- The man or woman who used to teach Bible classes, serve as a volunteer to help the poor, or serve as a life group leader but no longer is willing to do anything. He or she has settled.
- The minister who at one time was full of hopes and dreams for his ministry but who now has settled and has few expectations of brighter days ahead.
Some of us procrastinate and put off the work of God saying, â€œThe time is not rightâ€ (Haggai 1:2).
You may remember in Haggai that the Israelites were not rebuilding the temple as God desired. They said the timing just wasn’t right. Yet in the meantime, they built their own "paneled" houses. These people had settled.
I don’t know about you, but I don’t want to spend the rest of my life procrastinating. I don’t want to just settle for an easy life that is centered around my self-interest.
Unfortunately, some people spend years making excuses that keep them in their present rut. Do these sound familiar?
- Itâ€™s not time to start this ministry.
- Itâ€™s not time to stop this ministry.
- Itâ€™s not time for me to serve in this role.
- Itâ€™s not time to go through this process.
- Itâ€™s not time to preach about this or that.
- Itâ€™s not time for me to volunteer.
- Itâ€™s not time for me to give the way I know I should.
- Itâ€™s not time for us to make these changes.
- Itâ€™s not time for us to challenge people more.
- Itâ€™s not time for us to risk.

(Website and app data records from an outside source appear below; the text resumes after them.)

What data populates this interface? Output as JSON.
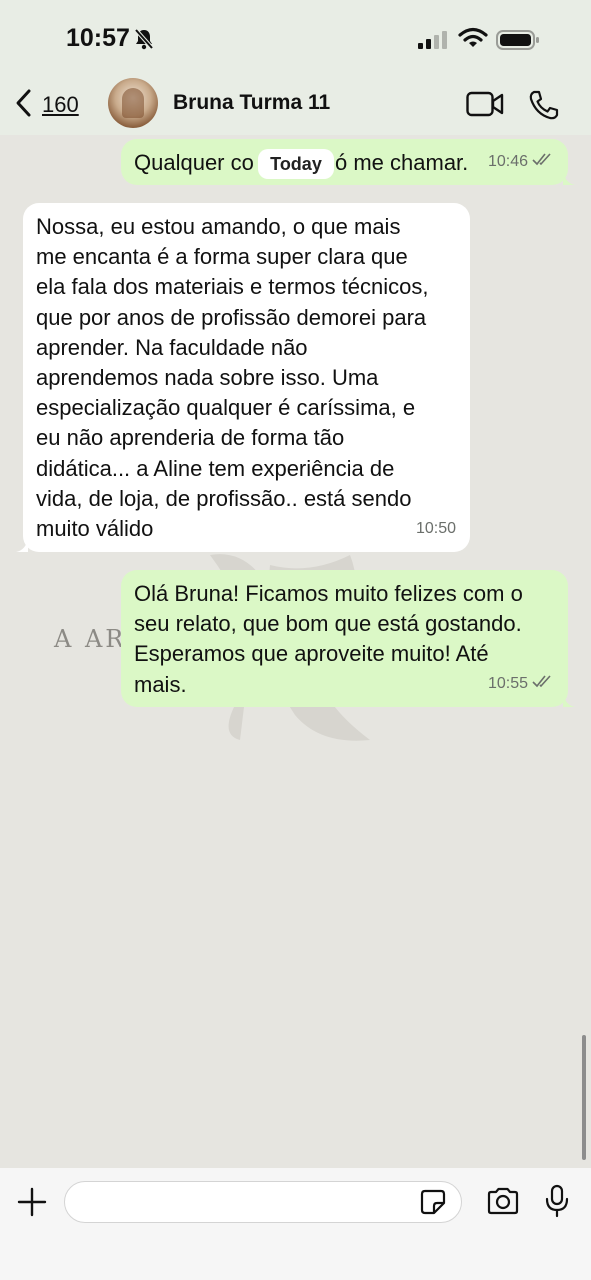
{
  "status_bar": {
    "time": "10:57",
    "icons": [
      "bell-slash-icon",
      "signal-icon",
      "wifi-icon",
      "battery-icon"
    ]
  },
  "header": {
    "back_count": "160",
    "contact_name": "Bruna Turma 11",
    "icons": [
      "chevron-left-icon",
      "video-call-icon",
      "phone-icon"
    ]
  },
  "chat": {
    "date_separator": "Today",
    "watermark_text": "A ART",
    "messages": [
      {
        "direction": "outgoing",
        "text": "Qualquer coisa é só me chamar.",
        "visible_fragments": [
          "Qualquer co",
          "ó me chamar."
        ],
        "time": "10:46",
        "read": true
      },
      {
        "direction": "incoming",
        "text": "Nossa, eu estou amando, o que mais\nme encanta é a forma super clara que\nela fala dos materiais e termos técnicos,\nque por anos de profissão demorei para\naprender. Na faculdade não\naprendemos nada sobre isso. Uma\nespecialização qualquer é caríssima, e\neu não aprenderia de forma tão\ndidática... a Aline tem experiência de\nvida, de loja, de profissão.. está sendo\nmuito válido",
        "time": "10:50"
      },
      {
        "direction": "outgoing",
        "text": "Olá Bruna! Ficamos muito felizes com o\nseu relato, que bom que está gostando.\nEsperamos que aproveite muito! Até\nmais.",
        "time": "10:55",
        "read": true
      }
    ]
  },
  "input_bar": {
    "placeholder": "",
    "icons": [
      "plus-icon",
      "sticker-icon",
      "camera-icon",
      "microphone-icon"
    ]
  },
  "colors": {
    "outgoing_bubble": "#dbf8c6",
    "incoming_bubble": "#ffffff",
    "chat_background": "#e6e5e0",
    "header_background": "#e8ede5"
  }
}
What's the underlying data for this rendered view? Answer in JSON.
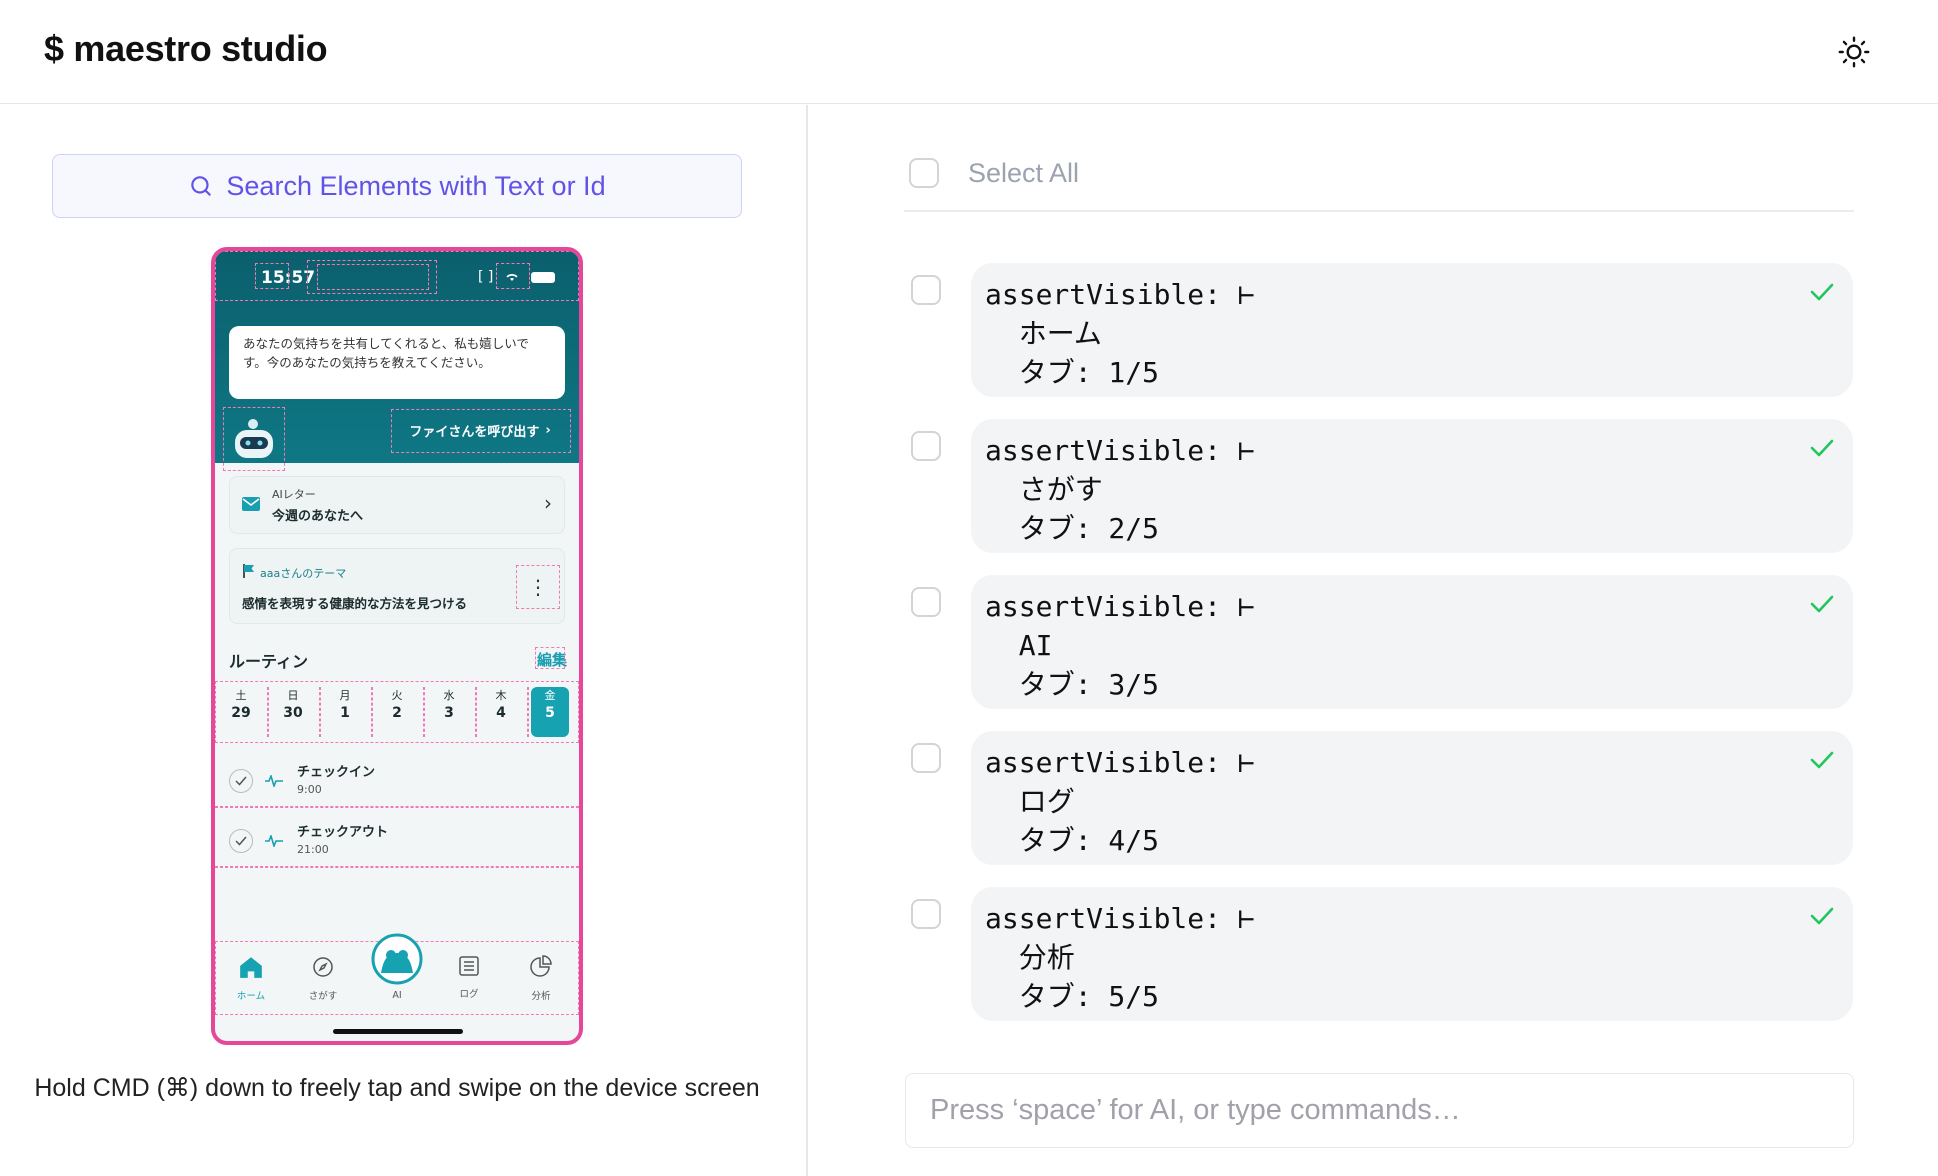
{
  "header": {
    "brand": "$ maestro studio",
    "theme_icon": "sun-icon"
  },
  "search": {
    "label": "Search Elements with Text or Id",
    "icon": "search-icon"
  },
  "device": {
    "status_time": "15:57",
    "bubble_text": "あなたの気持ちを共有してくれると、私も嬉しいです。今のあなたの気持ちを教えてください。",
    "call_button": "ファイさんを呼び出す",
    "ai_letter": {
      "label": "AIレター",
      "title": "今週のあなたへ"
    },
    "theme": {
      "label": "aaaさんのテーマ",
      "title": "感情を表現する健康的な方法を見つける"
    },
    "routine": {
      "title": "ルーティン",
      "edit": "編集"
    },
    "days": [
      {
        "w": "土",
        "d": "29"
      },
      {
        "w": "日",
        "d": "30"
      },
      {
        "w": "月",
        "d": "1"
      },
      {
        "w": "火",
        "d": "2"
      },
      {
        "w": "水",
        "d": "3"
      },
      {
        "w": "木",
        "d": "4"
      },
      {
        "w": "金",
        "d": "5"
      }
    ],
    "tasks": [
      {
        "name": "チェックイン",
        "time": "9:00"
      },
      {
        "name": "チェックアウト",
        "time": "21:00"
      }
    ],
    "tabs": [
      {
        "label": "ホーム",
        "icon": "home-icon"
      },
      {
        "label": "さがす",
        "icon": "compass-icon"
      },
      {
        "label": "AI",
        "icon": "ai-avatar-icon"
      },
      {
        "label": "ログ",
        "icon": "list-icon"
      },
      {
        "label": "分析",
        "icon": "pie-chart-icon"
      }
    ]
  },
  "hint": "Hold CMD (⌘) down to freely tap and swipe on the device screen",
  "select_all": "Select All",
  "commands": [
    {
      "text": "assertVisible: ⊢\n  ホーム\n  タブ: 1/5"
    },
    {
      "text": "assertVisible: ⊢\n  さがす\n  タブ: 2/5"
    },
    {
      "text": "assertVisible: ⊢\n  AI\n  タブ: 3/5"
    },
    {
      "text": "assertVisible: ⊢\n  ログ\n  タブ: 4/5"
    },
    {
      "text": "assertVisible: ⊢\n  分析\n  タブ: 5/5"
    }
  ],
  "command_input": {
    "placeholder": "Press ‘space’ for AI, or type commands…"
  },
  "colors": {
    "accent": "#6153e6",
    "device_border": "#e6479a",
    "teal": "#17a2b2",
    "success": "#22c55e"
  }
}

- Itâ€™s not time for us to raise the level of expectations for our church and for our leadership.
And on and on. But–it doesn’t have to be this way.